◆ **Material provided**

──────────────────────────────

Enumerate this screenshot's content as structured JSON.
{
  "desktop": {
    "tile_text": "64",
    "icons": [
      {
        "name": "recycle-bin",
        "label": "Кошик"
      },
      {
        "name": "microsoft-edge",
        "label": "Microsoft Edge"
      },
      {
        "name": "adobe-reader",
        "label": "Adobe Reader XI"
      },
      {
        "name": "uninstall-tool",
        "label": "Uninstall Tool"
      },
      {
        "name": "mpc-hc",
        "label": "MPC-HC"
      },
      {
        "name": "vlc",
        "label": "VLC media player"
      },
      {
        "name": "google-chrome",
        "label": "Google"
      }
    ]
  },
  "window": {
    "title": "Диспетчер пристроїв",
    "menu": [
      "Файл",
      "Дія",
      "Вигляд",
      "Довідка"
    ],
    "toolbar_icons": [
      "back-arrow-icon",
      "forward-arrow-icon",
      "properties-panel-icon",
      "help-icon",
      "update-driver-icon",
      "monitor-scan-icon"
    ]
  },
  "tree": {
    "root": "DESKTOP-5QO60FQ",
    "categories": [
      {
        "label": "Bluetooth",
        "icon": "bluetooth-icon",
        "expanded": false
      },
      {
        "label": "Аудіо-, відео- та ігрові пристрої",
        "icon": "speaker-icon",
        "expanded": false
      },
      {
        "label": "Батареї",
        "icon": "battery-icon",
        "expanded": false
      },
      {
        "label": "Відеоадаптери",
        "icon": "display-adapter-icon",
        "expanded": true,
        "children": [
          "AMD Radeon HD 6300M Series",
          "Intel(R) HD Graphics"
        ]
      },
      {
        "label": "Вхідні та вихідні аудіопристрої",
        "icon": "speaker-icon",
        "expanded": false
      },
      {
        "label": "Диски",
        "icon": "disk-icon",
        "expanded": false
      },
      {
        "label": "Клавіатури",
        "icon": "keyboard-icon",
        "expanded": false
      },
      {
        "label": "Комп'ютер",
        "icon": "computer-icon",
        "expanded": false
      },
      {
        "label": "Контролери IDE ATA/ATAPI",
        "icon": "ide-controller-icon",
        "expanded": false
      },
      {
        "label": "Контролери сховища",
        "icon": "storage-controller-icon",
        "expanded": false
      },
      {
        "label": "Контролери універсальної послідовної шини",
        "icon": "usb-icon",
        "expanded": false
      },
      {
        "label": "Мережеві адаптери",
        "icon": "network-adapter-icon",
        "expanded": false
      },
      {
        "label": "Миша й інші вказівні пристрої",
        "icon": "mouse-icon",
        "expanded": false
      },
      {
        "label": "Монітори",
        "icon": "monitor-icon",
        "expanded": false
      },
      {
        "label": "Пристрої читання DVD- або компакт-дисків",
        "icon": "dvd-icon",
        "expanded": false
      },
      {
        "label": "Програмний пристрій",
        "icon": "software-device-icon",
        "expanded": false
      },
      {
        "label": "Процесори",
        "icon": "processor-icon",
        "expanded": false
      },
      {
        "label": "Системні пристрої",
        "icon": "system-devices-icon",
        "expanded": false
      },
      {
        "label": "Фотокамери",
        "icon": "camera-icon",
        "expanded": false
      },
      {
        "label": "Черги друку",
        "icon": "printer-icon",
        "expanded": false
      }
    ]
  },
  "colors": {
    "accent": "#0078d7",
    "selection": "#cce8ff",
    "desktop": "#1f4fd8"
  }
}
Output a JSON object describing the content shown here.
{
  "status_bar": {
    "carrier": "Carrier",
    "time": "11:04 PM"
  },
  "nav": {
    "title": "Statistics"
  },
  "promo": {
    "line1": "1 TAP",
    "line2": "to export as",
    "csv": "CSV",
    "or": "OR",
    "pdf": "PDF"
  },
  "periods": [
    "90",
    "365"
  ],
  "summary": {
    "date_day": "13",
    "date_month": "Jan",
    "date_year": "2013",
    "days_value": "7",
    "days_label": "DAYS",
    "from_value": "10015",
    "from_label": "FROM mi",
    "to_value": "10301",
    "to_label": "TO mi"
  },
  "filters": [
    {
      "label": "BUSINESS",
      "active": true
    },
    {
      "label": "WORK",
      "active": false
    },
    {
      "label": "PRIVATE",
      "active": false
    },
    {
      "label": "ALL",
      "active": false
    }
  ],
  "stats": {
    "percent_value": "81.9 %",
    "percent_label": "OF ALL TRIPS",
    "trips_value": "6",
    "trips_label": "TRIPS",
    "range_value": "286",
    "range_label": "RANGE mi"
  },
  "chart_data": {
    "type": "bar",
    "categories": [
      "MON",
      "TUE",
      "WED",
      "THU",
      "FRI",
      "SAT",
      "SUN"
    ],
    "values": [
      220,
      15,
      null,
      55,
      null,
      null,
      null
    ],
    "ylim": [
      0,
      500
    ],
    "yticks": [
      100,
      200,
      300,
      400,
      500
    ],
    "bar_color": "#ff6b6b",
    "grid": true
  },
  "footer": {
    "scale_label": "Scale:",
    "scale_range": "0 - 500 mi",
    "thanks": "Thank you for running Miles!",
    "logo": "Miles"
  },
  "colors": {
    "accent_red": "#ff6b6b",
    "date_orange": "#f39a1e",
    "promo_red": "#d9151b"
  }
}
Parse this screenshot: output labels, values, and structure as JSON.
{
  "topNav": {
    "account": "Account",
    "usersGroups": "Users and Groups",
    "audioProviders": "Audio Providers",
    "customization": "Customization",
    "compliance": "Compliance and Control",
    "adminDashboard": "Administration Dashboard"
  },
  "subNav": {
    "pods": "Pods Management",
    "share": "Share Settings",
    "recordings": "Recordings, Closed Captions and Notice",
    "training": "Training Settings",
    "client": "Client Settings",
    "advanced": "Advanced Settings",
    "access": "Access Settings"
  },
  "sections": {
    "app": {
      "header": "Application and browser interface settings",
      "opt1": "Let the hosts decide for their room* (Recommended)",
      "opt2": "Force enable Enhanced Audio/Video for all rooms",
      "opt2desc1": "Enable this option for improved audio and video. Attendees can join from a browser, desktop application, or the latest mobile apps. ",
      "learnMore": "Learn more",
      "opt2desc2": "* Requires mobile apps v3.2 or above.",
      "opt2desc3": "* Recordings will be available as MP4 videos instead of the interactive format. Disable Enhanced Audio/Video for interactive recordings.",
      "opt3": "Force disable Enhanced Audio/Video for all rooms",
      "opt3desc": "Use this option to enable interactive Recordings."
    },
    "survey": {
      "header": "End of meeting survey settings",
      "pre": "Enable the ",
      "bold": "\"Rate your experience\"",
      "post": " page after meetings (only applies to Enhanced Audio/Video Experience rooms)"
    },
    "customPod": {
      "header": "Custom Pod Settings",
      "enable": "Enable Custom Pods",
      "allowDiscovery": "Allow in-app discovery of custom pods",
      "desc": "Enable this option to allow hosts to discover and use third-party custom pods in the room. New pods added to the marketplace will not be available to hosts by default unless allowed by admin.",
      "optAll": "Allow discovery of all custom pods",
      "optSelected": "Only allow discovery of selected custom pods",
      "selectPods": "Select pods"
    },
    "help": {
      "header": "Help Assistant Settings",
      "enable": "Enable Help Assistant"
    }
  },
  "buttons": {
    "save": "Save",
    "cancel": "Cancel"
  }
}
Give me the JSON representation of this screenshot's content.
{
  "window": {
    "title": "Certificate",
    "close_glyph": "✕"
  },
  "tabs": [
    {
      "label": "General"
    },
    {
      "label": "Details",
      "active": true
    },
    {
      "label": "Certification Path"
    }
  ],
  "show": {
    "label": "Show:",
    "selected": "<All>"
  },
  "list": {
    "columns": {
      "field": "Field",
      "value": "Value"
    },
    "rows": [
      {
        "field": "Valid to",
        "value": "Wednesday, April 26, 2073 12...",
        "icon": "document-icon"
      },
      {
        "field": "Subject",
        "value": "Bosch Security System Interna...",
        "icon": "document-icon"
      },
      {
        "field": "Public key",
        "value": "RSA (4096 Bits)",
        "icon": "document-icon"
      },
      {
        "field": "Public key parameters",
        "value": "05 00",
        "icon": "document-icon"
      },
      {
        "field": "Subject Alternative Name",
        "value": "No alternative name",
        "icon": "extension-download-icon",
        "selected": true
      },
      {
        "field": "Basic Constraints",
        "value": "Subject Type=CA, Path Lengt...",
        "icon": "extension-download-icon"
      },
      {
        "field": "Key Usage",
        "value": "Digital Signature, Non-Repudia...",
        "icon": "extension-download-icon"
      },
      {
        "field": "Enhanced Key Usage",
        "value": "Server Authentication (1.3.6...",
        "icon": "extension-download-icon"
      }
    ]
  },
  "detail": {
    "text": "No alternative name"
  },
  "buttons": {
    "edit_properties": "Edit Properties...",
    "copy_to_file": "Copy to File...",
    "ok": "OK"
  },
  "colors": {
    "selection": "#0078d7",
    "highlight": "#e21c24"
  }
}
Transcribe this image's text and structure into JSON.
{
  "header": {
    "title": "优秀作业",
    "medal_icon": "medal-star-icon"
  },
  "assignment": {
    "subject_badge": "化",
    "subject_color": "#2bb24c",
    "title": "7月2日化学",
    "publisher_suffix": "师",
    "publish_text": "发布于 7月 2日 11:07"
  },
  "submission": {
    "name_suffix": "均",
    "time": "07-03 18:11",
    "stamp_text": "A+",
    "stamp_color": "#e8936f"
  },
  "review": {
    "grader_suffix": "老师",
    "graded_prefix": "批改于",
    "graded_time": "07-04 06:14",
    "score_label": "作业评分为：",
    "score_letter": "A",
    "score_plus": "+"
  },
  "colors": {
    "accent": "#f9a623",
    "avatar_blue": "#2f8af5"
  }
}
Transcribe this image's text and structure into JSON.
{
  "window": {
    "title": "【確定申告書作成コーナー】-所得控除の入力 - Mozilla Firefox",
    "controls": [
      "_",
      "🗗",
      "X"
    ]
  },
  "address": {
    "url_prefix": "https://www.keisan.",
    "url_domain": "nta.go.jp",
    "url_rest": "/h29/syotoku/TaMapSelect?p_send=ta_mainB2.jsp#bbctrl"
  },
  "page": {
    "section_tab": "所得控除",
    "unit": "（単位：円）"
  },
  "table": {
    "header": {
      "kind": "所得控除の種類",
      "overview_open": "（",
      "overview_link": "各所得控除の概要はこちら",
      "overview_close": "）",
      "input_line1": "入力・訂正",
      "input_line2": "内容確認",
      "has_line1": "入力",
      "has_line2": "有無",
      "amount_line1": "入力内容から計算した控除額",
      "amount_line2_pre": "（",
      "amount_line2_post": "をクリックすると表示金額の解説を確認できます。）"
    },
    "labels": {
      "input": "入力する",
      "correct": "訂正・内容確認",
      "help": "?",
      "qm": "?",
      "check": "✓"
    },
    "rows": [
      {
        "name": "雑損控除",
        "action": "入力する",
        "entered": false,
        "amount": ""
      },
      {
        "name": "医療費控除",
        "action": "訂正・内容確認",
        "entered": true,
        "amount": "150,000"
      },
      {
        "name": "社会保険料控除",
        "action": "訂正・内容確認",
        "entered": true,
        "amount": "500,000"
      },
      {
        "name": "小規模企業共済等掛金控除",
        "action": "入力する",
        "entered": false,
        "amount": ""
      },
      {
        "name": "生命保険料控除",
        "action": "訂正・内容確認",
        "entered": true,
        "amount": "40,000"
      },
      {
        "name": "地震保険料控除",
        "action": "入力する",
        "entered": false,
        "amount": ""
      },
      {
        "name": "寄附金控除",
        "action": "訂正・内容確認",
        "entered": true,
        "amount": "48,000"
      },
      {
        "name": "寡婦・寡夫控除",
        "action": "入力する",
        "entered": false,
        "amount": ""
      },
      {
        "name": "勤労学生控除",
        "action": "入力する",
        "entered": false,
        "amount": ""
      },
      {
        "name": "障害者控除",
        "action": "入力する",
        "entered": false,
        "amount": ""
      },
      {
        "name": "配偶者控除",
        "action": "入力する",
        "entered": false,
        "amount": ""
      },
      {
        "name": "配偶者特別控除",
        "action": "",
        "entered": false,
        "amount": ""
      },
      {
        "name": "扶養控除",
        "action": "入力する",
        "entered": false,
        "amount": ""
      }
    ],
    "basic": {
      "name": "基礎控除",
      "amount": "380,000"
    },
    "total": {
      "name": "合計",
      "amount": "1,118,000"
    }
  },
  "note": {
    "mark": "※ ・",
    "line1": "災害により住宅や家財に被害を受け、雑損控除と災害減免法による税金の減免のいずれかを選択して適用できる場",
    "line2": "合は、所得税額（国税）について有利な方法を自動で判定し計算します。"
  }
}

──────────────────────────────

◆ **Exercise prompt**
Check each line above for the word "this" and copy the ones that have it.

◆ **Exercise answer**
Enumerate this screenshot's content as structured JSON.
Parse this screenshot: output labels, values, and structure as JSON.
      "opt2desc1": "Enable this option for improved audio and video. Attendees can join from a browser, desktop application, or the latest mobile apps. ",
      "opt3desc": "Use this option to enable interactive Recordings."
      "desc": "Enable this option to allow hosts to discover and use third-party custom pods in the room. New pods added to the marketplace will not be available to hosts by default unless allowed by admin.",
Give me the JSON representation of this screenshot's content.
Transcribe this image's text and structure into JSON.
Transcribe this image's text and structure into JSON.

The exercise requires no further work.